%%

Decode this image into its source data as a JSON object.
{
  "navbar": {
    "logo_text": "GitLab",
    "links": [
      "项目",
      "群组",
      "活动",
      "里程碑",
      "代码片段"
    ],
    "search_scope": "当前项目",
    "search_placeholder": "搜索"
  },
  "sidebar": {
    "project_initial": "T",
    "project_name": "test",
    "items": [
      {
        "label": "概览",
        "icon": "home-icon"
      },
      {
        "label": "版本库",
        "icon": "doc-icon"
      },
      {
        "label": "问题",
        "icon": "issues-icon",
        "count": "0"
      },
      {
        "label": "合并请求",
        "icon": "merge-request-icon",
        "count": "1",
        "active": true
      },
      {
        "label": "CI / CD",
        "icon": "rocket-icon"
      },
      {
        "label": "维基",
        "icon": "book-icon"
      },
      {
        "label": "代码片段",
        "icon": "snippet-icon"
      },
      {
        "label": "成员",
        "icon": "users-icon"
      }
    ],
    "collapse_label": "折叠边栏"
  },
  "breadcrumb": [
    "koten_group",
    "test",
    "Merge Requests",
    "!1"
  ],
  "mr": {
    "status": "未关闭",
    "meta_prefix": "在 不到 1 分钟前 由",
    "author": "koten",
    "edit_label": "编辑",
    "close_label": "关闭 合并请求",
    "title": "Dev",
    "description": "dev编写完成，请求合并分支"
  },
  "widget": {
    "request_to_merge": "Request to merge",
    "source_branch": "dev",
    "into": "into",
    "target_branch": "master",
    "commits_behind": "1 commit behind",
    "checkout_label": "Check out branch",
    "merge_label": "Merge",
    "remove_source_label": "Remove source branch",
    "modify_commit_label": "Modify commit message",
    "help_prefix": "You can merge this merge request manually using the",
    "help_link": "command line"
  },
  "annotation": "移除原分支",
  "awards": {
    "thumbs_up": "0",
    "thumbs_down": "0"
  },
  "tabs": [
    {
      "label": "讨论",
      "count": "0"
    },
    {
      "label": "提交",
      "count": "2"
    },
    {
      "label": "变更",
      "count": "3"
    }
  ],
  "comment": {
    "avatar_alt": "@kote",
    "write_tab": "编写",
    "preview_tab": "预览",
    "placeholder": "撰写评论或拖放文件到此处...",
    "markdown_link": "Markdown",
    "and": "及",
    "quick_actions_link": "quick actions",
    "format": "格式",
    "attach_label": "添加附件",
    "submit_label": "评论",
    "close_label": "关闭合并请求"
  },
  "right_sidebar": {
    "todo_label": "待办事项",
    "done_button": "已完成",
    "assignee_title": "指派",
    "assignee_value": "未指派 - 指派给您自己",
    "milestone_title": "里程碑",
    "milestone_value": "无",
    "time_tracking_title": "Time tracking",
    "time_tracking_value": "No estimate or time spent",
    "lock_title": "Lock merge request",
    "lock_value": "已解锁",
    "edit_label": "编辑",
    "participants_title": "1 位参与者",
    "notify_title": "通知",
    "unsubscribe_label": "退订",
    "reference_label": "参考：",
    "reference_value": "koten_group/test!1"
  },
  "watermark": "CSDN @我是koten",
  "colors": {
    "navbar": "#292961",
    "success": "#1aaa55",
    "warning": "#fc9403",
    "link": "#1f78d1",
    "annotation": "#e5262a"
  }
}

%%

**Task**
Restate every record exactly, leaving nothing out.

**Answer space**
Decode this image into its source data as a JSON object.
{
  "navbar": {
    "logo_text": "GitLab",
    "links": [
      "项目",
      "群组",
      "活动",
      "里程碑",
      "代码片段"
    ],
    "search_scope": "当前项目",
    "search_placeholder": "搜索"
  },
  "sidebar": {
    "project_initial": "T",
    "project_name": "test",
    "items": [
      {
        "label": "概览",
        "icon": "home-icon"
      },
      {
        "label": "版本库",
        "icon": "doc-icon"
      },
      {
        "label": "问题",
        "icon": "issues-icon",
        "count": "0"
      },
      {
        "label": "合并请求",
        "icon": "merge-request-icon",
        "count": "1",
        "active": true
      },
      {
        "label": "CI / CD",
        "icon": "rocket-icon"
      },
      {
        "label": "维基",
        "icon": "book-icon"
      },
      {
        "label": "代码片段",
        "icon": "snippet-icon"
      },
      {
        "label": "成员",
        "icon": "users-icon"
      }
    ],
    "collapse_label": "折叠边栏"
  },
  "breadcrumb": [
    "koten_group",
    "test",
    "Merge Requests",
    "!1"
  ],
  "mr": {
    "status": "未关闭",
    "meta_prefix": "在 不到 1 分钟前 由",
    "author": "koten",
    "edit_label": "编辑",
    "close_label": "关闭 合并请求",
    "title": "Dev",
    "description": "dev编写完成，请求合并分支"
  },
  "widget": {
    "request_to_merge": "Request to merge",
    "source_branch": "dev",
    "into": "into",
    "target_branch": "master",
    "commits_behind": "1 commit behind",
    "checkout_label": "Check out branch",
    "merge_label": "Merge",
    "remove_source_label": "Remove source branch",
    "modify_commit_label": "Modify commit message",
    "help_prefix": "You can merge this merge request manually using the",
    "help_link": "command line"
  },
  "annotation": "移除原分支",
  "awards": {
    "thumbs_up": "0",
    "thumbs_down": "0"
  },
  "tabs": [
    {
      "label": "讨论",
      "count": "0"
    },
    {
      "label": "提交",
      "count": "2"
    },
    {
      "label": "变更",
      "count": "3"
    }
  ],
  "comment": {
    "avatar_alt": "@kote",
    "write_tab": "编写",
    "preview_tab": "预览",
    "placeholder": "撰写评论或拖放文件到此处...",
    "markdown_link": "Markdown",
    "and": "及",
    "quick_actions_link": "quick actions",
    "format": "格式",
    "attach_label": "添加附件",
    "submit_label": "评论",
    "close_label": "关闭合并请求"
  },
  "right_sidebar": {
    "todo_label": "待办事项",
    "done_button": "已完成",
    "assignee_title": "指派",
    "assignee_value": "未指派 - 指派给您自己",
    "milestone_title": "里程碑",
    "milestone_value": "无",
    "time_tracking_title": "Time tracking",
    "time_tracking_value": "No estimate or time spent",
    "lock_title": "Lock merge request",
    "lock_value": "已解锁",
    "edit_label": "编辑",
    "participants_title": "1 位参与者",
    "notify_title": "通知",
    "unsubscribe_label": "退订",
    "reference_label": "参考：",
    "reference_value": "koten_group/test!1"
  },
  "watermark": "CSDN @我是koten",
  "colors": {
    "navbar": "#292961",
    "success": "#1aaa55",
    "warning": "#fc9403",
    "link": "#1f78d1",
    "annotation": "#e5262a"
  }
}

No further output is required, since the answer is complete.